Regular and Diet Coke Cans in Water

Due to the difference in density, the can with the sugar in it sinks while the diet can floats. For a further refinement, mix in a bunch of salt--the density of the salt water increases enough that the sugared coke now floats.

More Detailed Explanation

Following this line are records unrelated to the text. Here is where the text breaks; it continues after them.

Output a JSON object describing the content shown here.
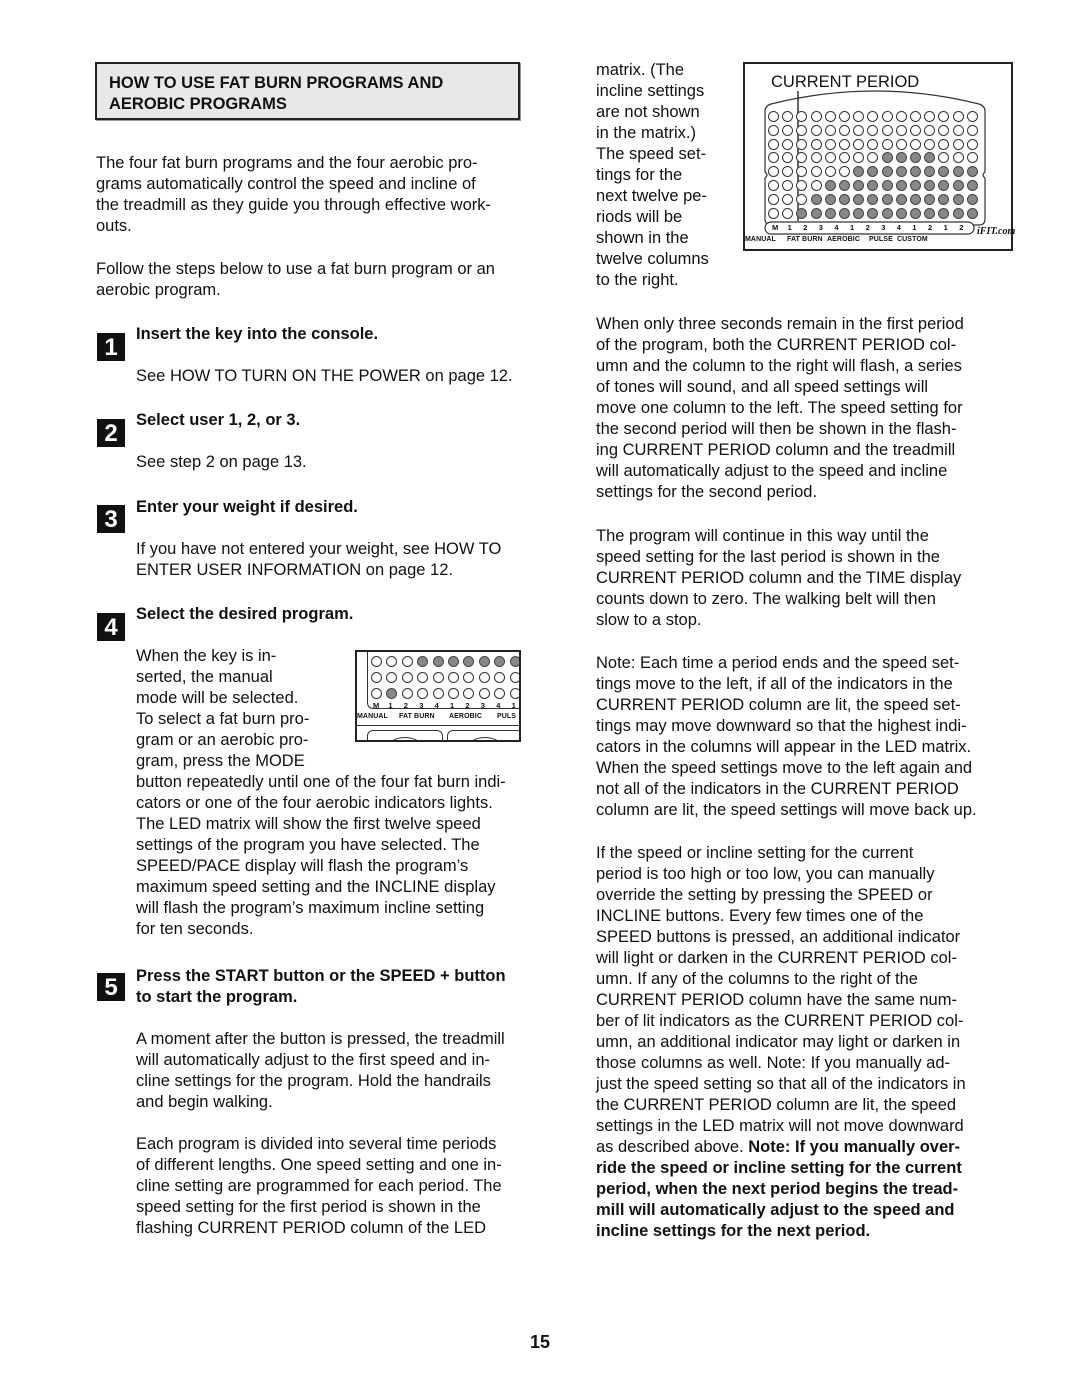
{
  "page": {
    "number": "15"
  },
  "heading": {
    "line1": "HOW TO USE FAT BURN PROGRAMS AND",
    "line2": "AEROBIC PROGRAMS"
  },
  "intro": {
    "p1": [
      "The four fat burn programs and the four aerobic pro-",
      "grams automatically control the speed and incline of",
      "the treadmill as they guide you through effective work-",
      "outs."
    ],
    "p2": [
      "Follow the steps below to use a fat burn program or an",
      "aerobic program."
    ]
  },
  "steps": [
    {
      "number": "1",
      "title": "Insert the key into the console.",
      "body": [
        "See HOW TO TURN ON THE POWER on page 12."
      ]
    },
    {
      "number": "2",
      "title": "Select user 1, 2, or 3.",
      "body": [
        "See step 2 on page 13."
      ]
    },
    {
      "number": "3",
      "title": "Enter your weight if desired.",
      "body": [
        "If you have not entered your weight, see HOW TO",
        "ENTER USER INFORMATION on page 12."
      ]
    },
    {
      "number": "4",
      "title": "Select the desired program.",
      "body_wrap": [
        "When the key is in-",
        "serted, the manual",
        "mode will be selected.",
        "To select a fat burn pro-",
        "gram or an aerobic pro-",
        "gram, press the MODE"
      ],
      "body": [
        "button repeatedly until one of the four fat burn indi-",
        "cators or one of the four aerobic indicators lights.",
        "The LED matrix will show the first twelve speed",
        "settings of the program you have selected. The",
        "SPEED/PACE display will flash the program’s",
        "maximum speed setting and the INCLINE display",
        "will flash the program’s maximum incline setting",
        "for ten seconds."
      ]
    },
    {
      "number": "5",
      "title_lines": [
        "Press the START button or the SPEED + button",
        "to start the program."
      ],
      "body": [
        "A moment after the button is pressed, the treadmill",
        "will automatically adjust to the first speed and in-",
        "cline settings for the program. Hold the handrails",
        "and begin walking."
      ],
      "body2": [
        "Each program is divided into several time periods",
        "of different lengths. One speed setting and one in-",
        "cline setting are programmed for each period. The",
        "speed setting for the first period is shown in the",
        "flashing CURRENT PERIOD column of the LED"
      ]
    }
  ],
  "right_column": {
    "wrap_text": [
      "matrix. (The",
      "incline settings",
      "are not shown",
      "in the matrix.)",
      "The speed set-",
      "tings for the",
      "next twelve pe-",
      "riods will be",
      "shown in the",
      "twelve columns",
      "to the right."
    ],
    "p1": [
      "When only three seconds remain in the first period",
      "of the program, both the CURRENT PERIOD col-",
      "umn and the column to the right will flash, a series",
      "of tones will sound, and all speed settings will",
      "move one column to the left. The speed setting for",
      "the second period will then be shown in the flash-",
      "ing CURRENT PERIOD column and the treadmill",
      "will automatically adjust to the speed and incline",
      "settings for the second period."
    ],
    "p2": [
      "The program will continue in this way until the",
      "speed setting for the last period is shown in the",
      "CURRENT PERIOD column and the TIME display",
      "counts down to zero. The walking belt will then",
      "slow to a stop."
    ],
    "p3": [
      "Note: Each time a period ends and the speed set-",
      "tings move to the left, if all of the indicators in the",
      "CURRENT PERIOD column are lit, the speed set-",
      "tings may move downward so that the highest indi-",
      "cators in the columns will appear in the LED matrix.",
      "When the speed settings move to the left again and",
      "not all of the indicators in the CURRENT PERIOD",
      "column are lit, the speed settings will move back up."
    ],
    "p4": [
      "If the speed or incline setting for the current",
      "period is too high or too low, you can manually",
      "override the setting by pressing the SPEED or",
      "INCLINE buttons. Every few times one of the",
      "SPEED buttons is pressed, an additional indicator",
      "will light or darken in the CURRENT PERIOD col-",
      "umn. If any of the columns to the right of the",
      "CURRENT PERIOD column have the same num-",
      "ber of lit indicators as the CURRENT PERIOD col-",
      "umn, an additional indicator may light or darken in",
      "those columns as well. Note: If you manually ad-",
      "just the speed setting so that all of the indicators in",
      "the CURRENT PERIOD column are lit, the speed",
      "settings in the LED matrix will not move downward"
    ],
    "p4_last_plain": "as described above. ",
    "p4_last_bold": "Note: If you manually over-",
    "p4_bold_lines": [
      "ride the speed or incline setting for the current",
      "period, when the next period begins the tread-",
      "mill will automatically adjust to the speed and",
      "incline settings for the next period."
    ]
  },
  "figure_large": {
    "callout": "CURRENT PERIOD",
    "rows": 8,
    "cols": 15,
    "lit_counts_per_column": [
      0,
      0,
      1,
      2,
      3,
      3,
      4,
      4,
      5,
      5,
      5,
      5,
      4,
      4,
      4
    ],
    "column_labels": [
      "M",
      "1",
      "2",
      "3",
      "4",
      "1",
      "2",
      "3",
      "4",
      "1",
      "2",
      "1",
      "2"
    ],
    "categories": [
      "MANUAL",
      "FAT BURN",
      "AEROBIC",
      "PULSE",
      "CUSTOM"
    ],
    "logo": "iFIT.com"
  },
  "figure_small": {
    "rows": 3,
    "cols": 10,
    "lit": [
      [
        0,
        0,
        0,
        1,
        1,
        1,
        1,
        1,
        1,
        1
      ],
      [
        0,
        0,
        0,
        0,
        0,
        0,
        0,
        0,
        0,
        0
      ],
      [
        0,
        1,
        0,
        0,
        0,
        0,
        0,
        0,
        0,
        0
      ]
    ],
    "column_labels": [
      "M",
      "1",
      "2",
      "3",
      "4",
      "1",
      "2",
      "3",
      "4",
      "1"
    ],
    "categories": [
      "MANUAL",
      "FAT BURN",
      "AEROBIC",
      "PULS"
    ]
  }
}
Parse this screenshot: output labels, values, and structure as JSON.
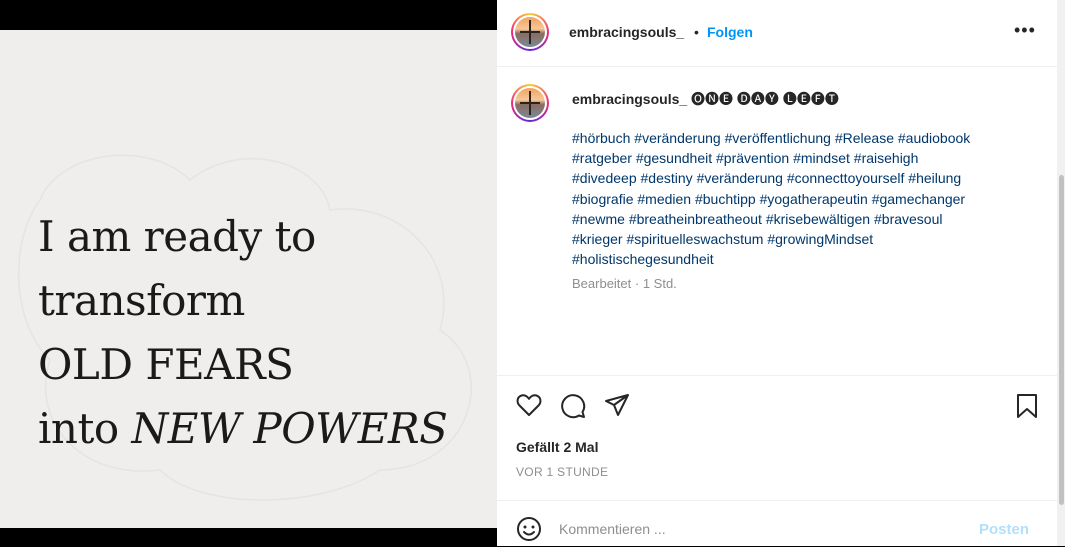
{
  "post": {
    "image_text": {
      "line1": "I am ready to",
      "line2": "transform",
      "line3": "OLD FEARS",
      "line4_plain": "into ",
      "line4_italic": "NEW POWERS"
    }
  },
  "header": {
    "username": "embracingsouls_",
    "separator": "•",
    "follow_label": "Folgen",
    "more_label": "•••"
  },
  "caption": {
    "username": "embracingsouls_",
    "text": "🅞🅝🅔 🅓🅐🅨 🅛🅔🅕🅣",
    "hashtags": [
      "#hörbuch",
      "#veränderung",
      "#veröffentlichung",
      "#Release",
      "#audiobook",
      "#ratgeber",
      "#gesundheit",
      "#prävention",
      "#mindset",
      "#raisehigh",
      "#divedeep",
      "#destiny",
      "#veränderung",
      "#connecttoyourself",
      "#heilung",
      "#biografie",
      "#medien",
      "#buchtipp",
      "#yogatherapeutin",
      "#gamechanger",
      "#newme",
      "#breatheinbreatheout",
      "#krisebewältigen",
      "#bravesoul",
      "#krieger",
      "#spirituelleswachstum",
      "#growingMindset",
      "#holistischegesundheit"
    ],
    "meta": "Bearbeitet · 1 Std."
  },
  "actions": {
    "icons": [
      "heart-icon",
      "comment-icon",
      "share-icon",
      "bookmark-icon"
    ]
  },
  "likes": "Gefällt 2 Mal",
  "time_ago": "VOR 1 STUNDE",
  "comment": {
    "placeholder": "Kommentieren ...",
    "value": "",
    "post_label": "Posten"
  },
  "colors": {
    "link": "#0095f6",
    "hashtag": "#00376b",
    "muted": "#8e8e8e",
    "post_disabled": "#b2dffc",
    "image_background": "#efeeec"
  }
}
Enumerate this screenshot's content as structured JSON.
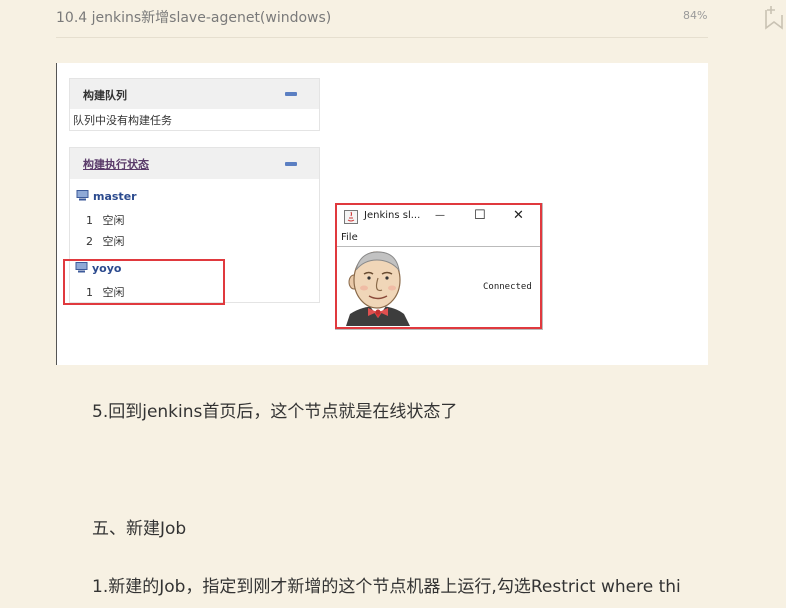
{
  "header": {
    "title": "10.4 jenkins新增slave-agenet(windows)",
    "progress": "84%"
  },
  "screenshot": {
    "build_queue": {
      "title": "构建队列",
      "empty_text": "队列中没有构建任务"
    },
    "executor_status": {
      "title": "构建执行状态",
      "nodes": [
        {
          "name": "master",
          "executors": [
            {
              "num": "1",
              "state": "空闲"
            },
            {
              "num": "2",
              "state": "空闲"
            }
          ]
        },
        {
          "name": "yoyo",
          "executors": [
            {
              "num": "1",
              "state": "空闲"
            }
          ]
        }
      ]
    },
    "slave_window": {
      "title": "Jenkins sl...",
      "menu_file": "File",
      "status": "Connected",
      "minimize": "—",
      "maximize": "☐",
      "close": "✕"
    }
  },
  "content": {
    "step5": "5.回到jenkins首页后，这个节点就是在线状态了",
    "section5": "五、新建Job",
    "step1": "1.新建的Job，指定到刚才新增的这个节点机器上运行,勾选Restrict where thi"
  },
  "colors": {
    "page_bg": "#f7f1e3",
    "highlight_red": "#e0393e",
    "jenkins_link": "#2b4a8e"
  }
}
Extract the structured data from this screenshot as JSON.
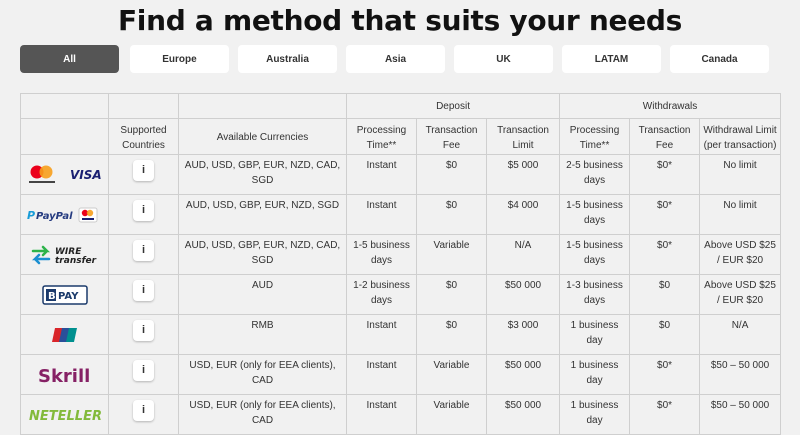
{
  "page_title": "Find a method that suits your needs",
  "tabs": [
    {
      "label": "All",
      "active": true
    },
    {
      "label": "Europe",
      "active": false
    },
    {
      "label": "Australia",
      "active": false
    },
    {
      "label": "Asia",
      "active": false
    },
    {
      "label": "UK",
      "active": false
    },
    {
      "label": "LATAM",
      "active": false
    },
    {
      "label": "Canada",
      "active": false
    }
  ],
  "table": {
    "group_headers": {
      "deposit": "Deposit",
      "withdrawals": "Withdrawals"
    },
    "columns": {
      "countries": "Supported Countries",
      "currencies": "Available Currencies",
      "dep_time": "Processing Time**",
      "dep_fee": "Transaction Fee",
      "dep_limit": "Transaction Limit",
      "wd_time": "Processing Time**",
      "wd_fee": "Transaction Fee",
      "wd_limit": "Withdrawal Limit (per transaction)"
    },
    "info_label": "i",
    "rows": [
      {
        "logo": "mastercard-visa-logo",
        "currencies": "AUD, USD, GBP, EUR, NZD, CAD, SGD",
        "dep_time": "Instant",
        "dep_fee": "$0",
        "dep_limit": "$5 000",
        "wd_time": "2-5 business days",
        "wd_fee": "$0*",
        "wd_limit": "No limit"
      },
      {
        "logo": "paypal-visa-logo",
        "currencies": "AUD, USD, GBP, EUR, NZD, SGD",
        "dep_time": "Instant",
        "dep_fee": "$0",
        "dep_limit": "$4 000",
        "wd_time": "1-5 business days",
        "wd_fee": "$0*",
        "wd_limit": "No limit"
      },
      {
        "logo": "wire-transfer-logo",
        "currencies": "AUD, USD, GBP, EUR, NZD, CAD, SGD",
        "dep_time": "1-5 business days",
        "dep_fee": "Variable",
        "dep_limit": "N/A",
        "wd_time": "1-5 business days",
        "wd_fee": "$0*",
        "wd_limit": "Above USD $25 / EUR $20"
      },
      {
        "logo": "bpay-logo",
        "currencies": "AUD",
        "dep_time": "1-2 business days",
        "dep_fee": "$0",
        "dep_limit": "$50 000",
        "wd_time": "1-3 business days",
        "wd_fee": "$0",
        "wd_limit": "Above USD $25 / EUR $20"
      },
      {
        "logo": "unionpay-logo",
        "currencies": "RMB",
        "dep_time": "Instant",
        "dep_fee": "$0",
        "dep_limit": "$3 000",
        "wd_time": "1 business day",
        "wd_fee": "$0",
        "wd_limit": "N/A"
      },
      {
        "logo": "skrill-logo",
        "currencies": "USD, EUR (only for EEA clients), CAD",
        "dep_time": "Instant",
        "dep_fee": "Variable",
        "dep_limit": "$50 000",
        "wd_time": "1 business day",
        "wd_fee": "$0*",
        "wd_limit": "$50 – 50 000"
      },
      {
        "logo": "neteller-logo",
        "currencies": "USD, EUR (only for EEA clients), CAD",
        "dep_time": "Instant",
        "dep_fee": "Variable",
        "dep_limit": "$50 000",
        "wd_time": "1 business day",
        "wd_fee": "$0*",
        "wd_limit": "$50 – 50 000"
      }
    ]
  },
  "colors": {
    "background": "#f1f1f1",
    "active_tab": "#555555",
    "mastercard_red": "#eb001b",
    "mastercard_orange": "#f79e1b",
    "visa_blue": "#1a1f71",
    "paypal_dark": "#253b80",
    "paypal_light": "#179bd7",
    "wire_green": "#2db34a",
    "wire_blue": "#1a8fd1",
    "bpay_blue": "#1b3a6b",
    "unionpay_blue": "#2a4f9a",
    "skrill_purple": "#862165",
    "neteller_green": "#83ba3b"
  }
}
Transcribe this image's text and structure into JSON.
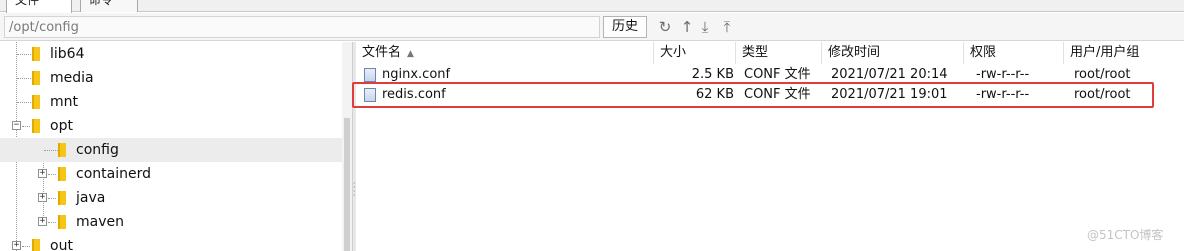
{
  "tabs": [
    "文件",
    "命令"
  ],
  "path": {
    "value": "/opt/config"
  },
  "toolbar": {
    "history_label": "历史"
  },
  "tree": {
    "items": [
      {
        "label": "lib64",
        "indent": 1
      },
      {
        "label": "media",
        "indent": 1
      },
      {
        "label": "mnt",
        "indent": 1
      },
      {
        "label": "opt",
        "indent": 0
      },
      {
        "label": "config",
        "indent": 2
      },
      {
        "label": "containerd",
        "indent": 2
      },
      {
        "label": "java",
        "indent": 2
      },
      {
        "label": "maven",
        "indent": 2
      },
      {
        "label": "out",
        "indent": 0
      }
    ]
  },
  "files": {
    "columns": [
      "文件名",
      "大小",
      "类型",
      "修改时间",
      "权限",
      "用户/用户组"
    ],
    "rows": [
      {
        "name": "nginx.conf",
        "size": "2.5 KB",
        "type": "CONF 文件",
        "modified": "2021/07/21 20:14",
        "permissions": "-rw-r--r--",
        "owner": "root/root"
      },
      {
        "name": "redis.conf",
        "size": "62 KB",
        "type": "CONF 文件",
        "modified": "2021/07/21 19:01",
        "permissions": "-rw-r--r--",
        "owner": "root/root"
      }
    ]
  },
  "watermark": "@51CTO博客",
  "colors": {
    "highlight": "#e03c3c",
    "folder": "#f5c518"
  }
}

  1. The density of a can of regular soda is just over 1 gm/cc, while that of a can of diet soda is just under. This makes for a dramatic display of density differences. A 12-oz can of regular soda will sink in the same container of water in which the same brand of diet soda floats. Brand is not a factor, and only in the case of 12-oz aluminum cans does the small density difference straddle the density of water. All plastic containers sink. The reason for the behavior is the presence of 39 grams (nearly 8 teaspoons!) of sugar dissolved in the water of the regular soda. It takes a much smaller mass of aspertaine (Nutrasweet/Equal) to flavor the diet soda. The effects of the air space in the can, and the mass of the can, combine with the liquid densities to end up just over and under the density of water. This is best displayed in a transparent container of at least 4-liter capacity.
  2. To show that buoyancy depends on both the object and the liquid, the soda can demonstration can be taken further by adding salt to the water in which the cans have been placed. The dissolved salt raises the density of the water (ref. swimming in the Great Salt Lake). When enough salt has dissolved, the sunken regular soda can will rise to the top of the water. At the same time, the floating can of diet soda will rise high enough to tip over and float on its side. It takes about 13-oz of salt (half a standard cylindrical cardboard container) in a little more than 3 liters of water to bring about the change. The water can be pre-warmed to hasten solution of the salt, but even with regular tap water the change happens in less that twenty seconds with a little stirring. (To quiet skeptics it might be worth stirring the water before adding salt to prove that stirring alone does not raise the can.)
  1. The Dick and Rae Physics Demo Notebook, 1993; demonstration F-110
  2. The Physics Teacher 24, 164 (1986); Diet 7-Up, Pepsi, Slice